*** Given information ***

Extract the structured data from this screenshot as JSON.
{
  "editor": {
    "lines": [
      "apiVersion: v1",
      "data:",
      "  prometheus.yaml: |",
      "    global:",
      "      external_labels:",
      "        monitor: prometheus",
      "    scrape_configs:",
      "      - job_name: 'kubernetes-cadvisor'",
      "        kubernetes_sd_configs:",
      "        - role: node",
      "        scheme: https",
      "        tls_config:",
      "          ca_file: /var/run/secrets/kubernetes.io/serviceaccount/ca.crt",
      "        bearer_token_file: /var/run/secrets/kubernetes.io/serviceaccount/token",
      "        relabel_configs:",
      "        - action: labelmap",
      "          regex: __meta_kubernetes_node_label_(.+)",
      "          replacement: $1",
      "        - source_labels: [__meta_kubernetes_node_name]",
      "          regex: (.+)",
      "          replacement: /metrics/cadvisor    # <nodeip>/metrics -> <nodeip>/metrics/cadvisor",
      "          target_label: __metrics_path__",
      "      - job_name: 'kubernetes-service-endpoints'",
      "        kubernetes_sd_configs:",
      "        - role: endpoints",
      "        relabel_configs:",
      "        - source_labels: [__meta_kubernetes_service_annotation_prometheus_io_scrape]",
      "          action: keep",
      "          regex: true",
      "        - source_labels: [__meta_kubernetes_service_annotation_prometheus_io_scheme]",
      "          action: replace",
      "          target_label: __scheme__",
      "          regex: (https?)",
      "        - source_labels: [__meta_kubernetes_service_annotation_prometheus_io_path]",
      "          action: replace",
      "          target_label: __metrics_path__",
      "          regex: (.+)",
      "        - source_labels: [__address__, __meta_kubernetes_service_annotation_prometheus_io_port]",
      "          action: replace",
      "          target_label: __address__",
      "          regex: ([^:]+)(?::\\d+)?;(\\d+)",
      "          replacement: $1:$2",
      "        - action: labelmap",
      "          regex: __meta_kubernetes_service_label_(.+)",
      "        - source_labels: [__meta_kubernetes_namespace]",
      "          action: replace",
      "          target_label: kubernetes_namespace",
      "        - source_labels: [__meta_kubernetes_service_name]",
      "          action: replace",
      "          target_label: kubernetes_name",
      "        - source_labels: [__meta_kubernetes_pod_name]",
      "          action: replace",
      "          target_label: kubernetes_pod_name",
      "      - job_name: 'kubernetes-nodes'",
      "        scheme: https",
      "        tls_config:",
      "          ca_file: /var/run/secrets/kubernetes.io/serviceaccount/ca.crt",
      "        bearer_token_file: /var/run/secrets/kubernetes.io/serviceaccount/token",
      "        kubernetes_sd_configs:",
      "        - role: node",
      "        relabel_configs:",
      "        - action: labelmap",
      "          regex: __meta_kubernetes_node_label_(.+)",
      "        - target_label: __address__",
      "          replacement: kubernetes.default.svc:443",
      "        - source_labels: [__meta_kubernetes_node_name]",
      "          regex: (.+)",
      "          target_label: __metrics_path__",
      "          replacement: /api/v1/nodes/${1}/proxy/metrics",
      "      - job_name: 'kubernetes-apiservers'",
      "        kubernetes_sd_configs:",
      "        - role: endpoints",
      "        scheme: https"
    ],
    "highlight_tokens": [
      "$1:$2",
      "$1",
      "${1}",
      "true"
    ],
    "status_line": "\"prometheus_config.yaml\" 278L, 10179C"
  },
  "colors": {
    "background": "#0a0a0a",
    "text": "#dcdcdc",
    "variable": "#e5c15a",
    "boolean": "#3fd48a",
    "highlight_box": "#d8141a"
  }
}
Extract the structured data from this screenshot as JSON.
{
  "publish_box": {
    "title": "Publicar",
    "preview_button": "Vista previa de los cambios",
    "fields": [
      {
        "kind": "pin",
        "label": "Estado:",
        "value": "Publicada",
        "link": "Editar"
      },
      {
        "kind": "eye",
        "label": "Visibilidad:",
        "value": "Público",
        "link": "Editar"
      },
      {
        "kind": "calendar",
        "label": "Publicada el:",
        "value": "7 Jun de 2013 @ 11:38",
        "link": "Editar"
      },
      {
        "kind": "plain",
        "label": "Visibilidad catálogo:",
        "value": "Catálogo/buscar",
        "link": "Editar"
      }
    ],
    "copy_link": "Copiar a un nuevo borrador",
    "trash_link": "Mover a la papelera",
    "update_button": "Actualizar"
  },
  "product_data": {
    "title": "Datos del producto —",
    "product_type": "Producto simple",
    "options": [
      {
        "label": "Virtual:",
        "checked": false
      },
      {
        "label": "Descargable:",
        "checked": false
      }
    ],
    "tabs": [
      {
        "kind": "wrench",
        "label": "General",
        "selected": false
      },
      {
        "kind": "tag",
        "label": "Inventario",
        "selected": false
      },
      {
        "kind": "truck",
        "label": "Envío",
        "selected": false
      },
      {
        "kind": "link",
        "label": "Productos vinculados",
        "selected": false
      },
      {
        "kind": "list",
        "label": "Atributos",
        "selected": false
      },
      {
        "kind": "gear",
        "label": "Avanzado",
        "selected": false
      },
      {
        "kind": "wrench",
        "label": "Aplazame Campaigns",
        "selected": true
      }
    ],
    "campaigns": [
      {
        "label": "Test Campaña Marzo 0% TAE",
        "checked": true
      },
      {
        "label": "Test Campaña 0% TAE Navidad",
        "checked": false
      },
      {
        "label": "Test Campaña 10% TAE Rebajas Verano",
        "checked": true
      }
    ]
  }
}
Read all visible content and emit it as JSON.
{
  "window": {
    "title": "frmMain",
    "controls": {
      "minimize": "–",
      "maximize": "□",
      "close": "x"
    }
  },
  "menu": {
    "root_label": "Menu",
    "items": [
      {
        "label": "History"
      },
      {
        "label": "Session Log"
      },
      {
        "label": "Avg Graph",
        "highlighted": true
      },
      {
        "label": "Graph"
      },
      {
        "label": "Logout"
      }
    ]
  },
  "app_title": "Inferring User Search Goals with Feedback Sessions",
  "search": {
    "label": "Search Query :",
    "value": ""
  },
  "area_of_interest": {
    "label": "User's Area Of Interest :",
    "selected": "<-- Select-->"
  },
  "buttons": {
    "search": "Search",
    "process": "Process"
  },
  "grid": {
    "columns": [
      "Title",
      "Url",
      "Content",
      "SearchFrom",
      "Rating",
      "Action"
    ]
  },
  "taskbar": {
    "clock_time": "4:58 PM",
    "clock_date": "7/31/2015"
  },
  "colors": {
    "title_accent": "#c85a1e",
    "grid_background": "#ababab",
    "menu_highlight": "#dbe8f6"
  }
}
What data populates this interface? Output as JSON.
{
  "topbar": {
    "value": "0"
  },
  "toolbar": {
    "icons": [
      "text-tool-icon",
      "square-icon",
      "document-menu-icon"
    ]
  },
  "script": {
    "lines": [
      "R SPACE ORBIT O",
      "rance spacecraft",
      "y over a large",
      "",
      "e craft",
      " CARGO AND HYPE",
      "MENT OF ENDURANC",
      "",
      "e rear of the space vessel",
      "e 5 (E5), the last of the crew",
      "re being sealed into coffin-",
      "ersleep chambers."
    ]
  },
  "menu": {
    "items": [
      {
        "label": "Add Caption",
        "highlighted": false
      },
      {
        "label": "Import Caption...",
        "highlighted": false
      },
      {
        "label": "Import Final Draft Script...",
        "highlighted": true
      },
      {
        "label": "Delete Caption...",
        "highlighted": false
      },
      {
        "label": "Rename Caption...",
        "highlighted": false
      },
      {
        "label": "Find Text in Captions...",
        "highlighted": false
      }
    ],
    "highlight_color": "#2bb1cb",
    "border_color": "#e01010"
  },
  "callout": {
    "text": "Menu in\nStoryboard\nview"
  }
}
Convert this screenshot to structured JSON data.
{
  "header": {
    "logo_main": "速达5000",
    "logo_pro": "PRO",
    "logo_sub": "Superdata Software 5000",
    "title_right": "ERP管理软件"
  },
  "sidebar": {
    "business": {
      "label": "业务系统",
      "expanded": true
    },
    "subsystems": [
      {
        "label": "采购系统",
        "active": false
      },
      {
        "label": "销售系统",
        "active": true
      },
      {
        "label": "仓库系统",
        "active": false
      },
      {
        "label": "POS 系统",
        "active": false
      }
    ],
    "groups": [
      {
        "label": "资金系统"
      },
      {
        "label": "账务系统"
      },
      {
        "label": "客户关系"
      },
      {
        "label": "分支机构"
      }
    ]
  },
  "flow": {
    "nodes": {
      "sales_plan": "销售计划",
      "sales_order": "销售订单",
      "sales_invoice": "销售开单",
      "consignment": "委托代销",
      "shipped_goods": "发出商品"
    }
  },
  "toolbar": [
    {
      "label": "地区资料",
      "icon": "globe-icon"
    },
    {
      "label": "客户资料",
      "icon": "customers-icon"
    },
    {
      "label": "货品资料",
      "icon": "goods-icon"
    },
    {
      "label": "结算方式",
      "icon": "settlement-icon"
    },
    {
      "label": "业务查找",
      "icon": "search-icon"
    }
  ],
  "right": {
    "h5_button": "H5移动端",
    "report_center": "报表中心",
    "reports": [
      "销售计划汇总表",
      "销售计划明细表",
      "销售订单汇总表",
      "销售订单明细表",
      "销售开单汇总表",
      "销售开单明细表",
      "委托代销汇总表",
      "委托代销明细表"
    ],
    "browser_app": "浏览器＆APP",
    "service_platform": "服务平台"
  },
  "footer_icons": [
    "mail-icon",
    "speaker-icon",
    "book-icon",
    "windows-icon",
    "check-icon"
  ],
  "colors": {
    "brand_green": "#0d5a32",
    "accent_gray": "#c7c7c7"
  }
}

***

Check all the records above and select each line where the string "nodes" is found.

Result of the task>
      "      - job_name: 'kubernetes-nodes'",
      "          replacement: /api/v1/nodes/${1}/proxy/metrics",
    "nodes": {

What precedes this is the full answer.